Northeastern Section - 56th Annual Meeting - 2021

Paper No. 6-3
Presentation Time: 2:15 PM


KIRKER, Ashleigh and TORAN, Laura, Dept Earth and Environmental Science, Temple University, 1901 N 13th St, Beury Hall, Philadelphia, PA 19122

Understanding sources of urban runoff can help with better design of stormwater management projects (SMPs). Nitrate (NO3-) has a variety of sources in urban environments: deposition of atmospheric NO3- following combustion by vehicles/power generation, leaching of NO3- from organic material and debris, leaking from sewers, and runoff of applied fertilizer. The isotope ratios of 15N:14N and 18O:16O differ among the sources. For example, atmospherically deposited NO3- is marked by high δ18O because of enrichment during the reaction of NO2 and ozone, while NO3- from sewage sources generally has high amounts of 15N.

In two stormwater retention basins, one large (0.6 ha) and one small (0.02 ha) in suburban Philadelphia, we collected time series and grab samples of stormwater runoff entering via the basin inlets during six storm events (October 2019 – October 2020). We used the isotopic signatures of nitrogen and oxygen in NO3- to identify its sources. We determined that NO3- entering stormwater basins is a mix of NO3- from organic nitrogen and from atmospheric deposition, with organic N being the dominant source but atmospheric deposition being most prominent at the beginning of storm events. This trend was observed across a variety of storm types at the larger basin, but was less pronounced at the smaller basin.

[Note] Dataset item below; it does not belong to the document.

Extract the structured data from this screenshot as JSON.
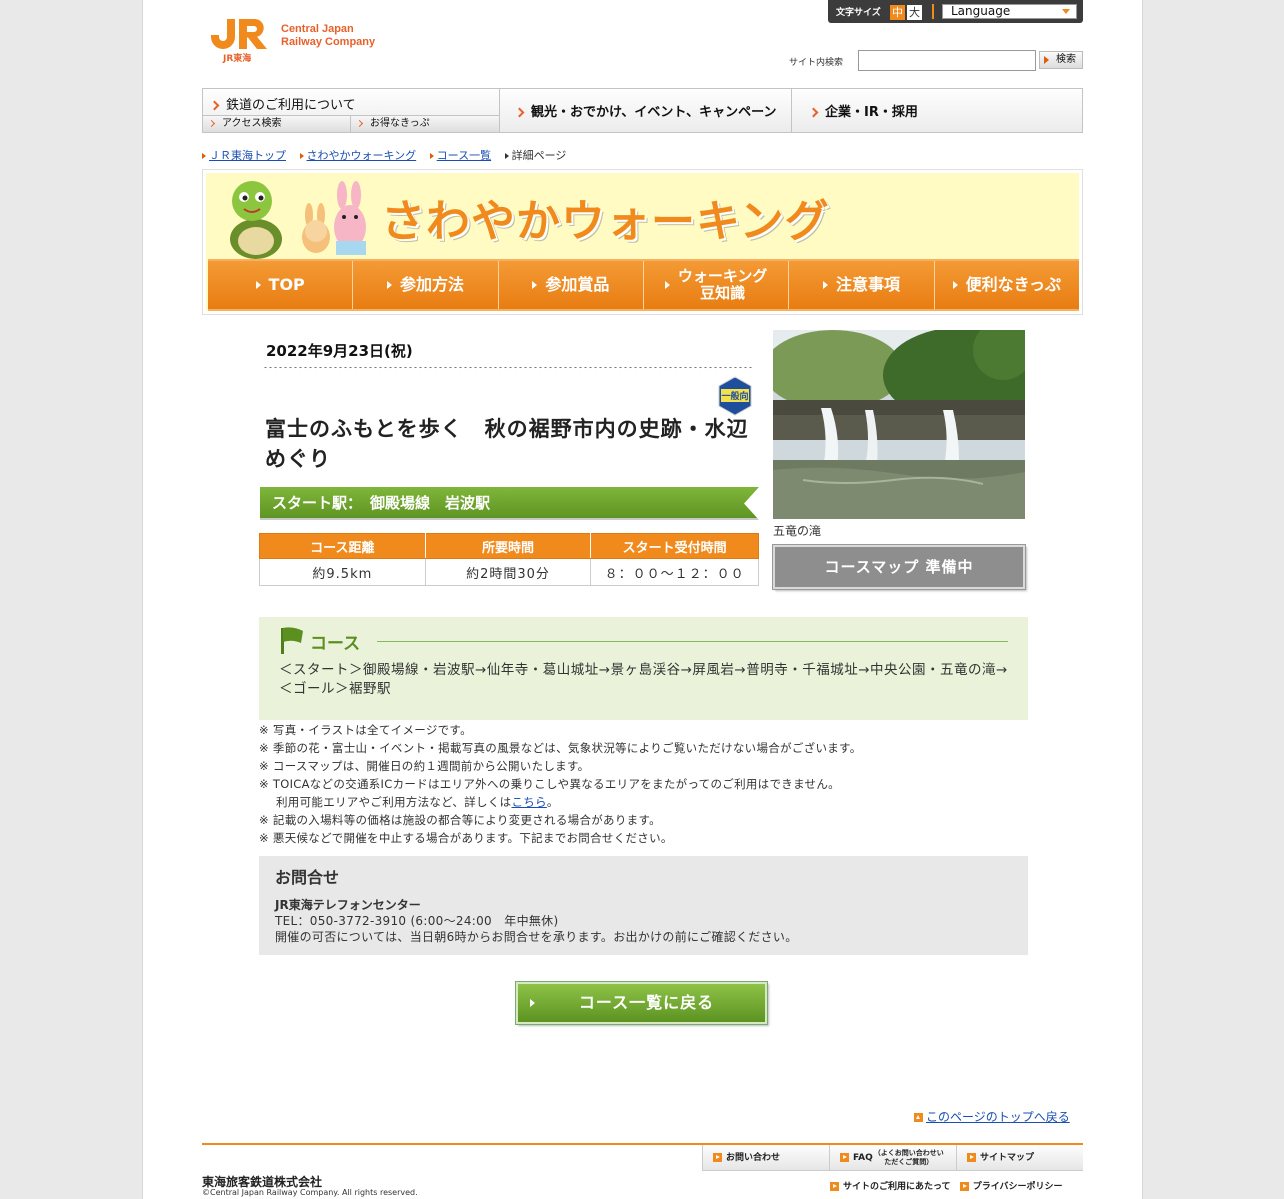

Data from an August 2020 storm sampled at both basins revealed a drop in the atmospheric fraction from 39% to 12% in the large basin inlet while this fraction made up 39% of NO3- in the small basin inlet at the start of the storm, and 34% at the end.